▶ _Problem to work on_
Tally the lines in the listing below that hold the string "this", and reply with that tally alone.

[Start of Attachment]

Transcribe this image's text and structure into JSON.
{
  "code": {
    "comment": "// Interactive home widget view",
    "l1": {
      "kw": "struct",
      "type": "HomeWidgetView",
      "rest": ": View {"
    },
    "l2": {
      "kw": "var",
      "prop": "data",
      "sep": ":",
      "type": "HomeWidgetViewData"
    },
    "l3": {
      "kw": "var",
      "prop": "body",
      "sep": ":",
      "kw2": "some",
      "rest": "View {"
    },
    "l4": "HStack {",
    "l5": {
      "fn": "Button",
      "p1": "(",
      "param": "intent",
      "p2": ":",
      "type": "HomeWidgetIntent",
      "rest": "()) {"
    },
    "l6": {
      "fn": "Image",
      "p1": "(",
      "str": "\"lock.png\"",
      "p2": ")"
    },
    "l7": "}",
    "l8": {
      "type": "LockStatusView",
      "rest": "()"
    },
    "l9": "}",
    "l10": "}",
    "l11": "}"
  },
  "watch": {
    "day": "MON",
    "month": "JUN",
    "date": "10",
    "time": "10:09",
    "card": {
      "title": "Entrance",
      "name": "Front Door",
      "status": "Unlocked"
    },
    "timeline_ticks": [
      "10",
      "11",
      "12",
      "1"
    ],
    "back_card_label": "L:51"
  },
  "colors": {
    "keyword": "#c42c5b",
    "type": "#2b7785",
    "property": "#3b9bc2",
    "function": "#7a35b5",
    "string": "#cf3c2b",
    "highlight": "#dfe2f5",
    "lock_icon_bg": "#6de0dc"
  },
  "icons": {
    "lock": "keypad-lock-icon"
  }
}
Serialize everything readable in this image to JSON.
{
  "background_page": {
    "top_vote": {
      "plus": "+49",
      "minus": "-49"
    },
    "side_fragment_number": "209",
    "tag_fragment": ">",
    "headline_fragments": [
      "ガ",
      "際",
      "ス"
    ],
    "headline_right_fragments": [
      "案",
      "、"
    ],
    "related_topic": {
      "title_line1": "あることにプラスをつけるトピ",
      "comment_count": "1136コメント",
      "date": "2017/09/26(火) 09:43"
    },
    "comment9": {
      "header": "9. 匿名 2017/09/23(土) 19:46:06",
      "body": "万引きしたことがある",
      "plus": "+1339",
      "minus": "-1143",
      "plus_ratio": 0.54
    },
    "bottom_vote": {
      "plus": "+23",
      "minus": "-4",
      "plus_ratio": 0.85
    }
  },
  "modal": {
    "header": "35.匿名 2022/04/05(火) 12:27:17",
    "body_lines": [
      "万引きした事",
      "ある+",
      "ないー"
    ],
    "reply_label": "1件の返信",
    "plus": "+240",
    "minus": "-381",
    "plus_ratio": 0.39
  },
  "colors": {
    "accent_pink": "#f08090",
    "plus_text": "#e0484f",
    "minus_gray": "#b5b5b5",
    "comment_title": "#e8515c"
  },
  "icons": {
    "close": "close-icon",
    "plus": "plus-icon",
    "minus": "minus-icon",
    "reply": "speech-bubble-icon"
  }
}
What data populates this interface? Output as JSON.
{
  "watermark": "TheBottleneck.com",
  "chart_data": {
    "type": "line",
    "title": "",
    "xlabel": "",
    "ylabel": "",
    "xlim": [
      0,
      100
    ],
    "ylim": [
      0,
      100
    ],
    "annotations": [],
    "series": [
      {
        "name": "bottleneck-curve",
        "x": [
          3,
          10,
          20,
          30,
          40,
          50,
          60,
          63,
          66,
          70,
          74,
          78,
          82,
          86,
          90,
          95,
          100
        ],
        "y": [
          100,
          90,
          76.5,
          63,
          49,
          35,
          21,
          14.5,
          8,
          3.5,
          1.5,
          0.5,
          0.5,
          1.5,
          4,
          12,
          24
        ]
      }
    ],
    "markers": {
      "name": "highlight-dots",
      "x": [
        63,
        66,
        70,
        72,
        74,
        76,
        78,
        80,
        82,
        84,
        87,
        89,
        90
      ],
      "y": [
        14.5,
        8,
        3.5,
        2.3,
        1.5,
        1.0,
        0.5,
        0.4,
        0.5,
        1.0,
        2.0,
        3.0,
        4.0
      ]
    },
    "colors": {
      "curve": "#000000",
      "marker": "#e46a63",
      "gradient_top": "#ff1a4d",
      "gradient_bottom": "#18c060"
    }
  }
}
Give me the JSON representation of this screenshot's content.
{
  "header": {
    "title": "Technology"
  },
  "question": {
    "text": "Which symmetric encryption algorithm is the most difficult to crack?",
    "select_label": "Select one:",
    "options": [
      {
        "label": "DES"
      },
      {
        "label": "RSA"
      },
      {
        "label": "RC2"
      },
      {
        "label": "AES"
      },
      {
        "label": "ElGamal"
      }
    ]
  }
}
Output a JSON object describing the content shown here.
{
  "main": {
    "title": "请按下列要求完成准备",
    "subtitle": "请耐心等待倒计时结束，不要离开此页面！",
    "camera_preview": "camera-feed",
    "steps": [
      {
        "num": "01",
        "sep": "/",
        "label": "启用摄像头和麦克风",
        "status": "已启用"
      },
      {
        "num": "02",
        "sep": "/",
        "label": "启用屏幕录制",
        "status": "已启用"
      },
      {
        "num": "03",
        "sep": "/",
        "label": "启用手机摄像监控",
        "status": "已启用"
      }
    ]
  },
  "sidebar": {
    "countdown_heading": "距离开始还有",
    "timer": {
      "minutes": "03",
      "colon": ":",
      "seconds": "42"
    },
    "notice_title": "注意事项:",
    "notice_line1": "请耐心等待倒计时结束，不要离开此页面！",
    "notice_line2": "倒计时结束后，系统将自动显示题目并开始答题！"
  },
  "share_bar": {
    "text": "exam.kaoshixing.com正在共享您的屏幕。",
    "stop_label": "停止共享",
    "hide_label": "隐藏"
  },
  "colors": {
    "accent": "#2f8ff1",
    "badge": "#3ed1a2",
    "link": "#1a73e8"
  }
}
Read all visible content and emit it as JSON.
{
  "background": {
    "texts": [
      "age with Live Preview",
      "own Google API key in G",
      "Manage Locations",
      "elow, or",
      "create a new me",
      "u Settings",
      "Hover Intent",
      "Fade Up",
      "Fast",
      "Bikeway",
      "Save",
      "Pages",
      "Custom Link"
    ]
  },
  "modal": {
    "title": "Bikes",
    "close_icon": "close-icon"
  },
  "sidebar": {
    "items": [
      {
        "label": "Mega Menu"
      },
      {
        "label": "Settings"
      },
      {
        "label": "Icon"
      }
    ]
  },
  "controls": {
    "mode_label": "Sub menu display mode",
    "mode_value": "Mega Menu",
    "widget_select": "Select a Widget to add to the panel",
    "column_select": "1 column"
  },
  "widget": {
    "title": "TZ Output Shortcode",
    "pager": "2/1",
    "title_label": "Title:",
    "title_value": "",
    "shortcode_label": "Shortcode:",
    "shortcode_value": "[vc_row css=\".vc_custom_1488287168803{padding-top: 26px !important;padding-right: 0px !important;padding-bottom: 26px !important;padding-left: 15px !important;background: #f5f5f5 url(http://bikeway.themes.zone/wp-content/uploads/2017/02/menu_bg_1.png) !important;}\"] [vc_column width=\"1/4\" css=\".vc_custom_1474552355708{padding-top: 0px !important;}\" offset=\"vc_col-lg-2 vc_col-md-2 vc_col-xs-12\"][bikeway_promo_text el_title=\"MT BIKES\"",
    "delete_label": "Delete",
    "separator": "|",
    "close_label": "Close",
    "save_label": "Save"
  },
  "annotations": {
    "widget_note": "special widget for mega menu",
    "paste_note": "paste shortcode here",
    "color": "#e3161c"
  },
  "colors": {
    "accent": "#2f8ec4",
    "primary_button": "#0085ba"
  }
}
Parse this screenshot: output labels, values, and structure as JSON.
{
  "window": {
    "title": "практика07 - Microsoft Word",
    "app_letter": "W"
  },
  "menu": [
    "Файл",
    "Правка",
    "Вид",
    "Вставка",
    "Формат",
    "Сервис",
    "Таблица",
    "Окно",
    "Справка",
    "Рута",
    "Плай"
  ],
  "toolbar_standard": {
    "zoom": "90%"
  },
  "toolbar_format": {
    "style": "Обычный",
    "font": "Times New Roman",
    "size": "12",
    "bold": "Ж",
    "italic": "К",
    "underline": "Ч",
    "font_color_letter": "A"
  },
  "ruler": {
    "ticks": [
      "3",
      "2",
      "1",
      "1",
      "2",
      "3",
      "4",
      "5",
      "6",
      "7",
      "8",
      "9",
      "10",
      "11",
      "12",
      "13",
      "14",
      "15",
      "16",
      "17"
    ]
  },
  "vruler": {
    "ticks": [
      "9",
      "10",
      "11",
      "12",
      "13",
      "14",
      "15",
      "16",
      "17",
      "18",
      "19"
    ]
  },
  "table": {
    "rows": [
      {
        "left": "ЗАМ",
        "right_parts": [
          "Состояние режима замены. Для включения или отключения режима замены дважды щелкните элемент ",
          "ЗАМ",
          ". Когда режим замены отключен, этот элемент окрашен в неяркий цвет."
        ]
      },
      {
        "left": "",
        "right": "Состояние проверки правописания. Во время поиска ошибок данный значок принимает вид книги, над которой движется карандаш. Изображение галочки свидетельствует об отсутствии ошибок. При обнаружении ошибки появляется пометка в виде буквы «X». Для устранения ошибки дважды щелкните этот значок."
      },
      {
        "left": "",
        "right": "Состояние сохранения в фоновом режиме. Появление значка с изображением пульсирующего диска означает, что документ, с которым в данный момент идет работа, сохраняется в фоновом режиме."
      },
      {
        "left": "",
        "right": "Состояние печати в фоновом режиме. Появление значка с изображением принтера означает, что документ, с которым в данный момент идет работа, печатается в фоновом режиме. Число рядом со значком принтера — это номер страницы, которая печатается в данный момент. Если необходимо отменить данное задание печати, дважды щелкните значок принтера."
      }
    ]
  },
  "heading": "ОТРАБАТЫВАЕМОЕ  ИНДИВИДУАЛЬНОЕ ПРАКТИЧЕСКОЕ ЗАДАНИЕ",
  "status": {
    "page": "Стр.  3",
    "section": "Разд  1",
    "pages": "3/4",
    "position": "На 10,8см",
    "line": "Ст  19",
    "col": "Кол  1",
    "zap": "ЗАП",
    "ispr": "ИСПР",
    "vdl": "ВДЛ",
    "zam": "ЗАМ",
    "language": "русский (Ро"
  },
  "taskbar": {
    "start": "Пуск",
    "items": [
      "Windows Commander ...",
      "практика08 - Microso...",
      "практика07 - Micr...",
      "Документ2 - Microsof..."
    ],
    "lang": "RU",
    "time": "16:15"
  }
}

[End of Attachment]

▶ _Worked solution_
5